AURORA, Ill. -- A week after the revolution, the face of
women's golf looks exactly the same.
It may be more recognizable than ever, and even smile a little
more than usual. But its owner, Annika Sorenstam, insists almost
nothing else has changed.
"I've had a few days to reflect on the whole week and the more
I think about it, the more I smile,'' she said. "It was
incredible. I'm so glad I did it. The memories, the experience, the
people, the fans -- you name it.
"I almost get goose bumps sitting here talking about it because
it was so cool. But I'm happy to be here, and it's time to move
Yet not everybody is ready. The lingering question from last
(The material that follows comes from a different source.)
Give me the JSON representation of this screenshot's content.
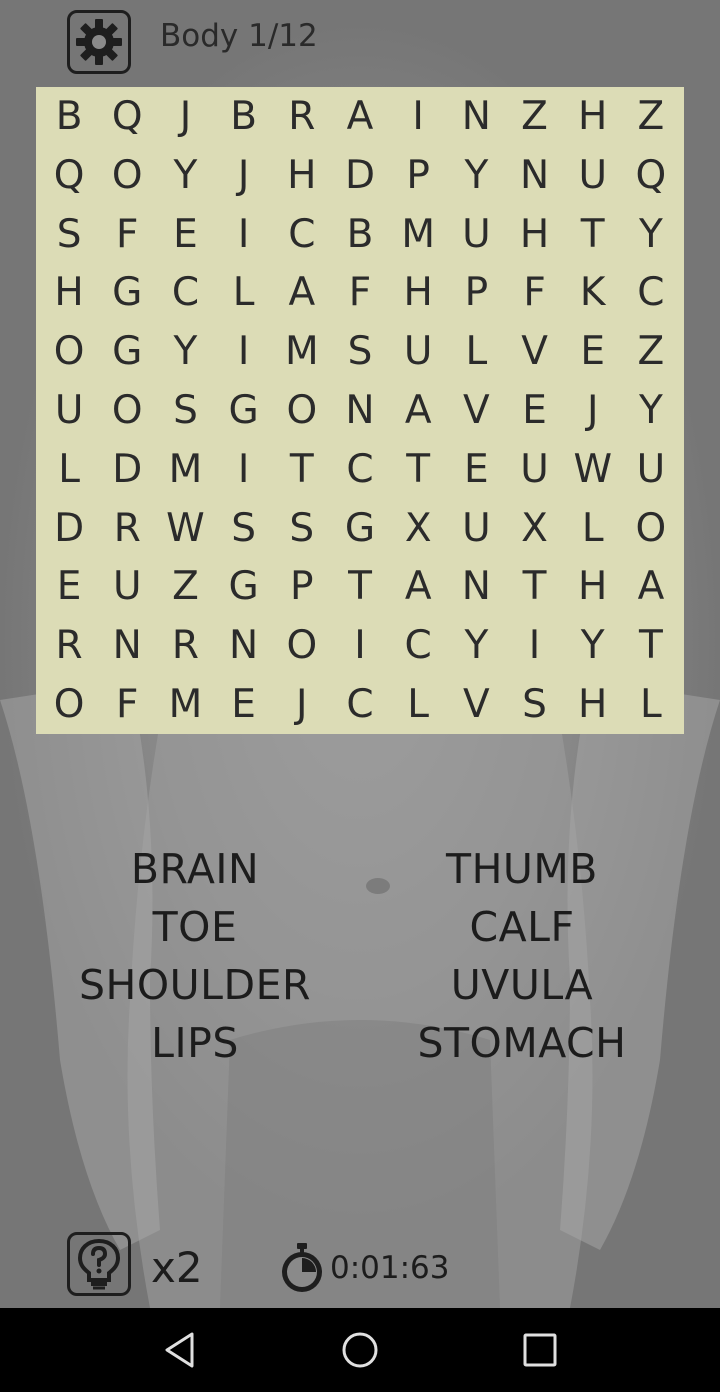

week's gender-bender hangs over this week's LPGA Tour event: Will
anybody other than Annika and her handful of sponsors benefit from
it? And by how much?
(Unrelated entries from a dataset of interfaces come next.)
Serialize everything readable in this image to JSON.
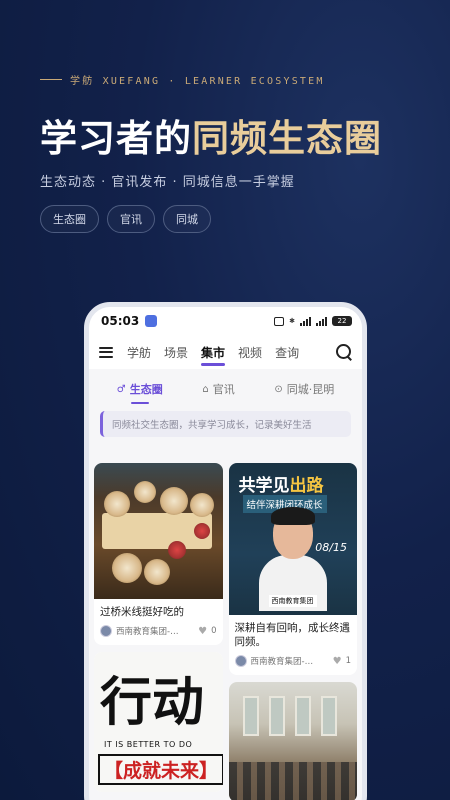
{
  "hero": {
    "kicker": "学舫 XUEFANG · LEARNER ECOSYSTEM",
    "headline_white": "学习者的",
    "headline_gold": "同频生态圈",
    "subline": "生态动态 · 官讯发布 · 同城信息一手掌握",
    "chips": [
      "生态圈",
      "官讯",
      "同城"
    ]
  },
  "status_bar": {
    "time": "05:03",
    "battery": "22"
  },
  "top_nav": {
    "items": [
      "学舫",
      "场景",
      "集市",
      "视频",
      "查询"
    ],
    "active": "集市"
  },
  "sub_tabs": {
    "items": [
      {
        "icon": "♂",
        "label": "生态圈"
      },
      {
        "icon": "⌂",
        "label": "官讯"
      },
      {
        "icon": "⊙",
        "label": "同城·昆明"
      }
    ],
    "active": "生态圈"
  },
  "notice": "同频社交生态圈，共享学习成长，记录美好生活",
  "feed": {
    "left": [
      {
        "caption": "过桥米线挺好吃的",
        "author": "西南教育集团-…",
        "likes": "0"
      },
      {
        "caption": "",
        "author": "",
        "likes": ""
      }
    ],
    "right": [
      {
        "caption": "深耕自有回响，成长终遇同频。",
        "author": "西南教育集团-…",
        "likes": "1"
      },
      {
        "caption": "",
        "author": "",
        "likes": ""
      }
    ]
  },
  "poster": {
    "title_white": "共学见",
    "title_yellow": "出路",
    "subtitle": "结伴深耕闭环成长",
    "date": "08/15",
    "brand": "西南教育集团"
  },
  "calligraphy": {
    "big": "行动",
    "english": "IT IS BETTER TO DO",
    "bottom": "【成就未来】"
  },
  "colors": {
    "accent": "#6b4fd8",
    "gold": "#e9cd9b",
    "bg": "#12214a"
  }
}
Even heading over to the course for Thursday's pro-am, Sorenstam created a stir.
She was on "Oprah.'' When she stopped off at Starbucks for her
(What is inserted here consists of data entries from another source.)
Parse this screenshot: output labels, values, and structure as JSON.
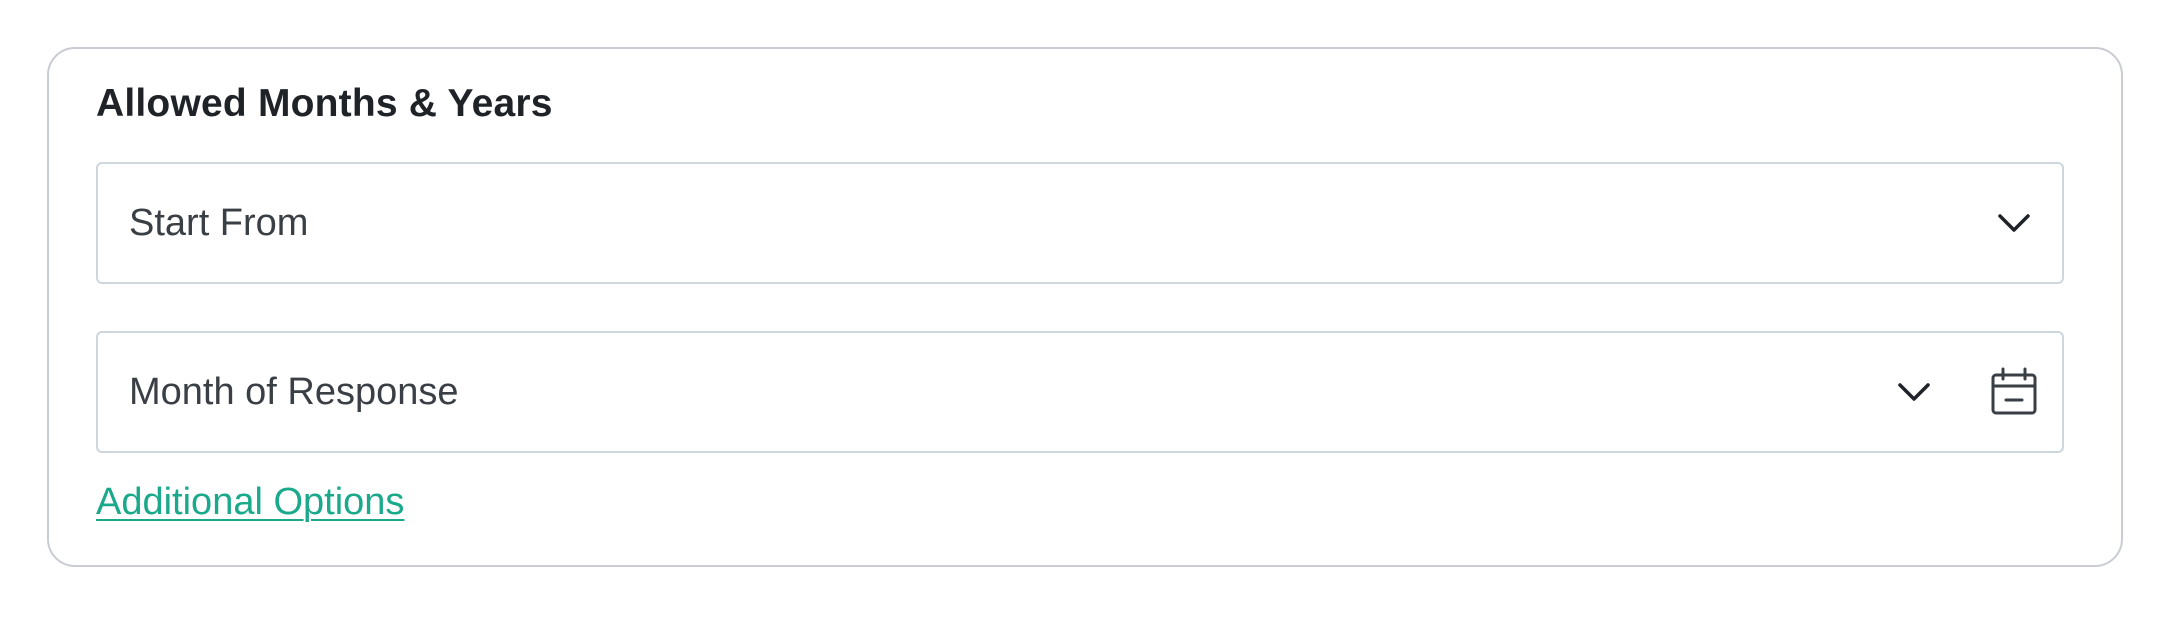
{
  "section": {
    "title": "Allowed Months & Years"
  },
  "fields": {
    "start_from": {
      "value": "Start From",
      "icon": "chevron-down-icon"
    },
    "month": {
      "value": "Month of Response",
      "icon": "chevron-down-icon",
      "secondary_icon": "calendar-icon"
    }
  },
  "links": {
    "additional_options": "Additional Options"
  },
  "colors": {
    "link": "#1aa98a",
    "border": "#ced6de",
    "card_border": "#c9cdd3",
    "text": "#3a3f45"
  }
}
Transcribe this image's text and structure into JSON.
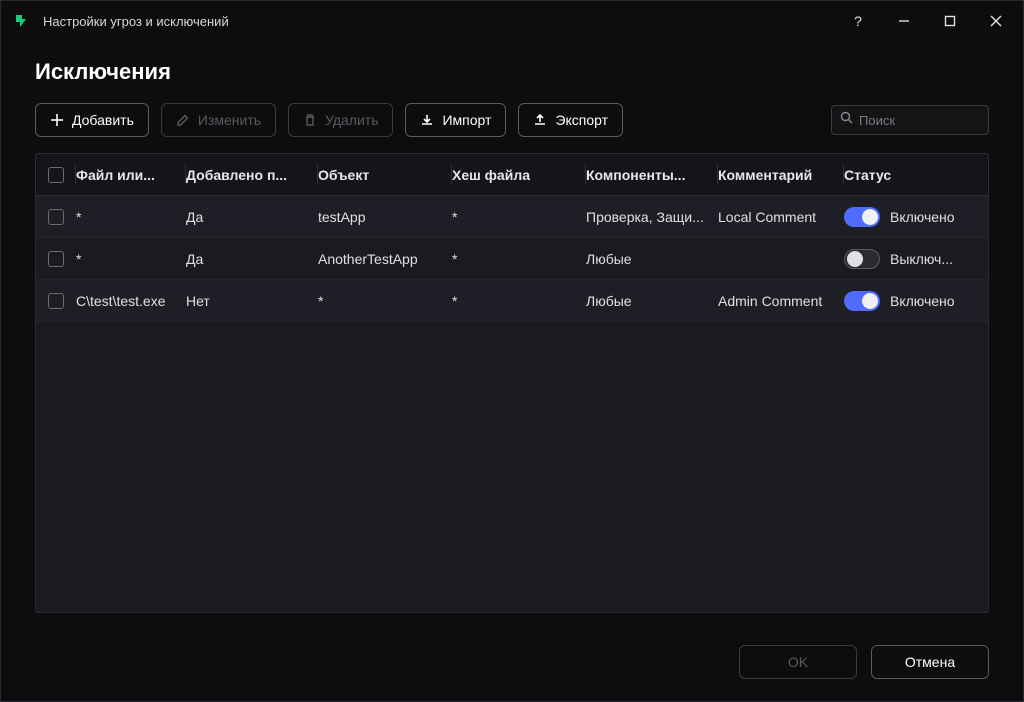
{
  "window": {
    "title": "Настройки угроз и исключений"
  },
  "page": {
    "heading": "Исключения",
    "toolbar": {
      "add": "Добавить",
      "edit": "Изменить",
      "delete": "Удалить",
      "import": "Импорт",
      "export": "Экспорт",
      "search_placeholder": "Поиск"
    },
    "columns": {
      "file": "Файл или...",
      "added": "Добавлено п...",
      "object": "Объект",
      "hash": "Хеш файла",
      "components": "Компоненты...",
      "comment": "Комментарий",
      "status": "Статус"
    },
    "rows": [
      {
        "file": "*",
        "added": "Да",
        "object": "testApp",
        "hash": "*",
        "components": "Проверка, Защи...",
        "comment": "Local Comment",
        "status_on": true,
        "status_text": "Включено"
      },
      {
        "file": "*",
        "added": "Да",
        "object": "AnotherTestApp",
        "hash": "*",
        "components": "Любые",
        "comment": "",
        "status_on": false,
        "status_text": "Выключ..."
      },
      {
        "file": "C\\test\\test.exe",
        "added": "Нет",
        "object": "*",
        "hash": "*",
        "components": "Любые",
        "comment": "Admin Comment",
        "status_on": true,
        "status_text": "Включено"
      }
    ]
  },
  "footer": {
    "ok": "OK",
    "cancel": "Отмена"
  }
}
morning coffee, Sorenstam was accorded the star treatment. Where
things get sticky is if her competition, already awed by her golf,
wind up being intimidated by her newfound celebrity.
Ever since Nancy Lopez departed to raise her family, the women's
tour has been waiting for someone made up of equal parts carbon
steel and charm to audition for the role. Sorenstam always had the
mettle, but that wasn't the only thing she proved once more by
trading shots with the men.
She flashed more personality over the course of two days than
she has over 10 seasons playing against women. Sorenstam was, by
turns, insightful, funny, courageous and humble -- qualities that
came in handy to meet the challenge at hand.
But she's taken this one-woman show as far as she wants.
"I've tested myself, I know what I can do,'' Sorenstam said.
"And I don't need to do that again.''
And so maybe the only way she will be drawn out the next time is
for a rival -- or several -- to emerge on the LPGA Tour.
"She won 11 times last year on our tour, 13 times
internationally,'' Kelli Kuehne said. "Annika is without a doubt
the most dominant player in our game right now, maybe the most
dominant player ever. Or that we've seen in quite some time.
"She's in a league of her own, just like Tiger. ... Until the
rest of the players can step their game up and learn how to play
the game that she's playing, she's going to continue to be
dominant. She's that good.
"And I'm not bashing the rest of our players. I'm giving her
credit that she is that good.''
That much was apparent off the first tee on an otherwise cool
late spring morning.
Almost 500 people turned out at Stonebridge Country Club to see
Sorenstam blow her drive through the elbow of the fairway and
beyond where a local radio host, Kellogg executive and two contest
winners she was playing with hit their tee shots.
Still, that was 19,500 or so fewer spectators than turned up
last week to see her do the same to PGA Tour pros Aaron Barber and
Dean Wilson at Colonial Country Club.
Nobody would like to close that attendance gap faster than LPGA
Tour commissioner Ty Votaw. Advance ticket sales for this week are
up 70 percent, and walk-up sales for practice rounds and the pro-am
were four times larger than a year. Last year's tournament drew
only 55,000. Sorenstam had that many spectators on just three holes
And now it's Votaw's job -- as well as Sorenstam and her LPGA
colleagues -- to bring part of that audience to their game.
"Because of last week, she's lapped by several times the amount
of attention Nancy Lopez got when she first came out here in
1978,'' he said, then paused to watch a gaggle of reporters and
cameras follow Sorenstam down a narrow path toward the practice
"One of the big attractions in golf, in any sport, really is
the chance to see the thing that everybody has been talking about.
And right now, we've got her.''
But even that kind of fame comes with an expiration date.
If Sorenstam continues to dominate her tour the way she did
before last week's flirtation with the PGA, most fans will think
worse of the LPGA, not better, and change the channel soon enough
in search of the next new thing.
Jim Litke is a national sports columnist for The Associated
Press. Write to him at jlitke(at)ap.org